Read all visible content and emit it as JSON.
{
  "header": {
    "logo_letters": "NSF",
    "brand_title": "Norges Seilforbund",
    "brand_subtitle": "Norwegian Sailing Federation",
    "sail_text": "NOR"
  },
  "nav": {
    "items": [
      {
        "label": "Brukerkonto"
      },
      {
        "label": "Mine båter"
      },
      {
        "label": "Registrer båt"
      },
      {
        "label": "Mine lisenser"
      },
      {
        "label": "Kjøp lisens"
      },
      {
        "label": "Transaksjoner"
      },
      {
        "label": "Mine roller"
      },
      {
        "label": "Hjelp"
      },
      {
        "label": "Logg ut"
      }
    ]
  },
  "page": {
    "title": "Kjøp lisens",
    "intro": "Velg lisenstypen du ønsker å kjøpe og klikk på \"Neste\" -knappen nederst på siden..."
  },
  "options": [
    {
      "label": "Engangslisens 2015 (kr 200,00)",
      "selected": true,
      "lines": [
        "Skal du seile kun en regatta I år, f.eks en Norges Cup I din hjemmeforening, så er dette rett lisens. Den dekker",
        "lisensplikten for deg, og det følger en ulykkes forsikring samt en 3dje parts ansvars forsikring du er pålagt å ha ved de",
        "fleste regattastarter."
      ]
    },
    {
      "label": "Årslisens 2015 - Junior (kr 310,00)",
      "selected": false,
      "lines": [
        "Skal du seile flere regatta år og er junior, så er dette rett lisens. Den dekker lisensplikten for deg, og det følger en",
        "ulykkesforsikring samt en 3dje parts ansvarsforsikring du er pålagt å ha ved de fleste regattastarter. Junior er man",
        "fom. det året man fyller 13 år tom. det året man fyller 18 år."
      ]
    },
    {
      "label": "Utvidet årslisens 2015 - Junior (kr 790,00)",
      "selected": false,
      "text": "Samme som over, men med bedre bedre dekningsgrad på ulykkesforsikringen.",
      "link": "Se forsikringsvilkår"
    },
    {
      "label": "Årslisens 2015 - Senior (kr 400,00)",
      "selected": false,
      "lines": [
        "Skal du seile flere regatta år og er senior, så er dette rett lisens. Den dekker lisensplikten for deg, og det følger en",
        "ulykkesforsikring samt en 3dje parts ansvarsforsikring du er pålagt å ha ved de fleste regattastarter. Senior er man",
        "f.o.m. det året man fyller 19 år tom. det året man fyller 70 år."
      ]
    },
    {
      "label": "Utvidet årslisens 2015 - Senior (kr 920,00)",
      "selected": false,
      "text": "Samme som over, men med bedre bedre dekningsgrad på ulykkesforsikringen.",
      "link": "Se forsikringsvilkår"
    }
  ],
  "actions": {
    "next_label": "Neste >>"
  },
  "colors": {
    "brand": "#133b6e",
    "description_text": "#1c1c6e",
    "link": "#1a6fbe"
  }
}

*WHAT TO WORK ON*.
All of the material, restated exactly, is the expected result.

*ANSWER TO THIS PROBLEM*.
Read all visible content and emit it as JSON.
{
  "header": {
    "logo_letters": "NSF",
    "brand_title": "Norges Seilforbund",
    "brand_subtitle": "Norwegian Sailing Federation",
    "sail_text": "NOR"
  },
  "nav": {
    "items": [
      {
        "label": "Brukerkonto"
      },
      {
        "label": "Mine båter"
      },
      {
        "label": "Registrer båt"
      },
      {
        "label": "Mine lisenser"
      },
      {
        "label": "Kjøp lisens"
      },
      {
        "label": "Transaksjoner"
      },
      {
        "label": "Mine roller"
      },
      {
        "label": "Hjelp"
      },
      {
        "label": "Logg ut"
      }
    ]
  },
  "page": {
    "title": "Kjøp lisens",
    "intro": "Velg lisenstypen du ønsker å kjøpe og klikk på \"Neste\" -knappen nederst på siden..."
  },
  "options": [
    {
      "label": "Engangslisens 2015 (kr 200,00)",
      "selected": true,
      "lines": [
        "Skal du seile kun en regatta I år, f.eks en Norges Cup I din hjemmeforening, så er dette rett lisens. Den dekker",
        "lisensplikten for deg, og det følger en ulykkes forsikring samt en 3dje parts ansvars forsikring du er pålagt å ha ved de",
        "fleste regattastarter."
      ]
    },
    {
      "label": "Årslisens 2015 - Junior (kr 310,00)",
      "selected": false,
      "lines": [
        "Skal du seile flere regatta år og er junior, så er dette rett lisens. Den dekker lisensplikten for deg, og det følger en",
        "ulykkesforsikring samt en 3dje parts ansvarsforsikring du er pålagt å ha ved de fleste regattastarter. Junior er man",
        "fom. det året man fyller 13 år tom. det året man fyller 18 år."
      ]
    },
    {
      "label": "Utvidet årslisens 2015 - Junior (kr 790,00)",
      "selected": false,
      "text": "Samme som over, men med bedre bedre dekningsgrad på ulykkesforsikringen.",
      "link": "Se forsikringsvilkår"
    },
    {
      "label": "Årslisens 2015 - Senior (kr 400,00)",
      "selected": false,
      "lines": [
        "Skal du seile flere regatta år og er senior, så er dette rett lisens. Den dekker lisensplikten for deg, og det følger en",
        "ulykkesforsikring samt en 3dje parts ansvarsforsikring du er pålagt å ha ved de fleste regattastarter. Senior er man",
        "f.o.m. det året man fyller 19 år tom. det året man fyller 70 år."
      ]
    },
    {
      "label": "Utvidet årslisens 2015 - Senior (kr 920,00)",
      "selected": false,
      "text": "Samme som over, men med bedre bedre dekningsgrad på ulykkesforsikringen.",
      "link": "Se forsikringsvilkår"
    }
  ],
  "actions": {
    "next_label": "Neste >>"
  },
  "colors": {
    "brand": "#133b6e",
    "description_text": "#1c1c6e",
    "link": "#1a6fbe"
  }
}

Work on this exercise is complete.